Istanbul (CNN) -- Two aging former military commanders who masterminded a 1980 coup d'etat in Turkey failed to appear in court Wednesday due to health reasons, the semiofficial Anatolian Agency reported.
Kenan Evren, a nonagenarian retired army general and former president, and former air force chief Tahsin Sahinkaya face charges of committing "acts against the forces of the state," according to the indictment.
Prosecutors are asking for a penalty of "aggravated life sentence" if the two former commanders are found guilty.
Hundreds of activists gathered outside the courthouse in Ankara on Wednesday morning. Many held portraits of victims tortured or executed in the aftermath of the September 12, 1980, coup.

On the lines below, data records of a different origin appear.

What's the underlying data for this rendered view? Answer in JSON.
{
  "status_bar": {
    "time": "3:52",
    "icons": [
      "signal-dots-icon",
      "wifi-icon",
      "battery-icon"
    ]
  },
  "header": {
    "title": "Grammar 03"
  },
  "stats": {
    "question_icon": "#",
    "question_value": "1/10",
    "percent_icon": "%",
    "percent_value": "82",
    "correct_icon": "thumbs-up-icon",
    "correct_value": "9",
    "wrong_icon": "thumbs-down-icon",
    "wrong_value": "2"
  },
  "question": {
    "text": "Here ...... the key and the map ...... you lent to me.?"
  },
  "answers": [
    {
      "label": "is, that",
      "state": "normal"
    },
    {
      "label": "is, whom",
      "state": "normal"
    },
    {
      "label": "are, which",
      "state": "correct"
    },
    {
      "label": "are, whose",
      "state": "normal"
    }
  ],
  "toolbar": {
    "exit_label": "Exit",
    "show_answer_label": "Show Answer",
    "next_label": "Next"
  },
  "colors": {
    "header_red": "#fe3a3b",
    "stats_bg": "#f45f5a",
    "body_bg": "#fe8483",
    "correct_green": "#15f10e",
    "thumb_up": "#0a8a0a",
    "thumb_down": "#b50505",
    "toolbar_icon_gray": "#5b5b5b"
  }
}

"We won't forgive," said one demonstrator's sign. The activists present represented a broad range of Turkey's political spectrum, from communists on the far left to labor unions and militants from the ultra-nationalist right.
"It's a turning point. It's incredible," said Mehmet Ali Birand, a veteran Turkish television broadcaster and author of the book "The Generals' Coup in Turkey: An Inside Story of 12 September 1980."
Until recent years, military commanders acted with relative impunity in Turkey, regularly intervening in domestic politics and -- on at least four occasions in the past 60 years -- overthrowing governments. Many Turkish commentators said Wednesday's trial marked a historic reversal for the army generals.
"Turkey's first face-off with military coups starts today," announced the headline in the English-language Hurriyet Daily News on Wednesday.
"I never really thought that one day I would see this," added Birand.
Evren, now 94, led the overthrow of the Turkish government when he ordered tanks out into the streets of the capital in the predawn hours of September 12, 1980.
Evren appeared in uniform on Turkish state television later that afternoon and made the following announcement: "My dear citizens, I would like to state one more time that armed forces had to take over the administration for the welfare and happiness that the dear Turkish nation deserved, for the unity of the country and nation, to renew the strength and functionality of Ataturk principles which were tried to be made less effective, to place democracy that cannot control itself on firm foundations, to restore the state authority which had been lost."
The military overthrow brought an end to years of bloody killings between right- and left-wing Turkish militants, and many prominent voices in Turkey and abroad initially welcomed the coup. A passage from "Turkey Unveiled, a History of Modern Turkey" recalls: "The cover of Time magazine showed a paternalistic portrait of General Evren clasping a collage of the Istanbul skyline in his arms with the caption 'Holding Turkey Together.'"
"At the beginning, everyone said, 'Oh my God, thank God that they saved us,'" Birand recalled. "But six months later, everything changed and this was the worst-case scenario."
In the aftermath of the military takeover, accounts of appalling human rights violations began to emerge, as hundreds of thousands of people were thrown in jail, many of them tortured. The military junta also disbanded political parties, jailed senior politicians and sentenced hundreds of people to death. Longtime Turkey-watchers argue Turkish society is still struggling with the consequences of the coup.
"September 12th is the mother of all coups in Turkey's history," said Yasemin Congar, columnist and deputy editor of the Turkish daily newspaper 'Taraf.' It damaged the whole country and probably caused incurable damage on one whole generation of the youth in this society."
"It brought Turkish politics back to the kindergarten," said Hugh Pope, co-author of "Turkey Unveiled."
"(Evren) somehow wanted to force the politicians to be less conflictual, but he did so by dumbing them down to the point that Turkey's political system is still recovering from it ... unfortunately the consequences of his actions ruined so many people's lives. One has to wonder how Turkey is going to deal with that."
After stepping down from the post of president in 1989, Evren lived for years on Turkey's Mediterranean Coast. One of his widely reported pastimes was painting. The former coup leader's works of art have even been displayed in exhibits.
According to an article in the Turkish constitution, which was written by the military junta in 1982, Evren and his fellow officers were protected from prosecution.
But recent constitutional changes drafted and ratified by Prime Minister Recep Tayyip Erdogan's ruling Justice and Development Party cleared the way for a prosecutor to question Evren at his home last year.
Erdogan's government has also overseen the arrest and trial of dozens of other army generals accused of a much more recent military coup plot that was never successfully carried out.
Among those arrested are retired general and army chief of staff Ilker Basbug, who commanded the Turkish armed forces until 2010. He stormed out of a courtroom outside Istanbul last week, after court officials played recordings of wiretapped phone conversations.
Some critics have called the prosecution of these military commanders a witch hunt, targeting political opponents of Erdogan's government.
Other observers argue it has been a vital process to bring the military under the control of elected civilian leaders. Since 1960, the once politically-dominant Turkish armed forces have overthrown four governments.
"Ending the belief of impunity is very, very important," said Congar of 'Taraf' newspaper, which has published many damning reports about the Turkish military in recent years. "It's a huge step, obviously very late. These generals are very old. But it's still symbolically very important for this country."